07/18/2012 05:09 EDT | Updated 09/17/2012 05:12 EDT

Rae to Maher on Seal Hunt: Blubber, Blubber, Blunder


Bill Maher wrote to interim Liberal leader Bob Rae expecting the Liberals to do better than the Conservatives in their blind support of Canada's commercial seal hunt. Sadly, the response was typical of what's usually seen from politicians: excuses and sad attempts to deflect from the issues at hand.

The seal hunt is an unnecessary, outdated practice with little economic value. Willfully ignoring this fact, the majority of Canadian politicians continue to support the hunt in attempt to garner favour in Atlantic Canada, as Maher points out. But when the leader of a political party justifies the reputation-staining, taxpayer-supported slaughter of tens of thousands of seals with arguments of "culture and tradition," accompanied by weak lamentations that the practice is "being singled out unfairly" -- accepting such an excuse would prevent action against any atrocity to humans or animals -- it is time for Canadians to sit up and ask what kind of Kool Aid they are drinking up in Ottawa.

Despite decades of political posturing and tens of millions in wasted tax dollars, government support of the seal hunt has failed.
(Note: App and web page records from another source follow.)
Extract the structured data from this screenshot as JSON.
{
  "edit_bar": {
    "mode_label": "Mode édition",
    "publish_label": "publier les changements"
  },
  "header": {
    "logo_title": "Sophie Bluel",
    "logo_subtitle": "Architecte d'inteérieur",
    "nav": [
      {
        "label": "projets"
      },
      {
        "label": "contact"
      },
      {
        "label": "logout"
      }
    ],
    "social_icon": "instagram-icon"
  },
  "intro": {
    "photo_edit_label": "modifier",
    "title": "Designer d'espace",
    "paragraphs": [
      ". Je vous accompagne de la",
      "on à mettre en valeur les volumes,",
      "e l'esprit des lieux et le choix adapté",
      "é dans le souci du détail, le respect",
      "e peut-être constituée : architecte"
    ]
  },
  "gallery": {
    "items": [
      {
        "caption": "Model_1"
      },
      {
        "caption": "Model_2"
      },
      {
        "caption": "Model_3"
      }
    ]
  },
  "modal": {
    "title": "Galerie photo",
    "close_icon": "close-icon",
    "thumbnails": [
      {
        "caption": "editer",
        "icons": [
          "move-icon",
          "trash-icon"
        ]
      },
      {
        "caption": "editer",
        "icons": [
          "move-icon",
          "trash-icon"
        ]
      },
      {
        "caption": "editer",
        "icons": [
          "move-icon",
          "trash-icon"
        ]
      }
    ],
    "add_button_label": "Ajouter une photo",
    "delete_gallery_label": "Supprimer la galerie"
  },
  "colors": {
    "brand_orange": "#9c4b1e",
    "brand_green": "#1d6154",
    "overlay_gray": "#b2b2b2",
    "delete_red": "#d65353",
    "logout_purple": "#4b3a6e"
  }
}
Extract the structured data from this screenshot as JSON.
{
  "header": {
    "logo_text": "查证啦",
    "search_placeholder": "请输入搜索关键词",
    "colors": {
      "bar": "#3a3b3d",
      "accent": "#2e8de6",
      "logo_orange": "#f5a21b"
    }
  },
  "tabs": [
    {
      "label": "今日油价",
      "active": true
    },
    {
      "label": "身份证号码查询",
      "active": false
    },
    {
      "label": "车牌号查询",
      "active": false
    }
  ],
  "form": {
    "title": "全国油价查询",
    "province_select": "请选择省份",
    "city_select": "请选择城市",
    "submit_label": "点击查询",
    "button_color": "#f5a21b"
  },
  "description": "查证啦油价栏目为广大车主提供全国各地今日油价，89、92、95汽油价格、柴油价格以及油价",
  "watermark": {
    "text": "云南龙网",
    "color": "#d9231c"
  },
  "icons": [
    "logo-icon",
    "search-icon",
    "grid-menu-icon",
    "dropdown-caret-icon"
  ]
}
There are 33 countries that now ban the trade in seal products, most notably the 27 member states of the EU, Russia (which reportedly represented approximately 90 per cent of the export market for Canada's seal fur) and the U.S. An agreement between Canada and China to allow edible seal products to be exported to China has not been ratified, and there are reports of China considering banning seal products as well. Frankly, it seems unlikely that the 2012 hunt would have occurred at all without a $3.6 million bailout from the government of Newfoundland and Labrador.

The political excuses for continuing this unnecessary slaughter are getting noticeably thin on the ground. "Tradition" does not justify the slaughter of newly weaned animals so that their skins can be stockpiled. There are plenty of traditions that are no longer justified or socially acceptable today, and the killing of seal pups in attempt to encourage the international wildlife trade should join this list. The sooner the better, for seals, the few remaining sealers, and for Canadians of all political stripes.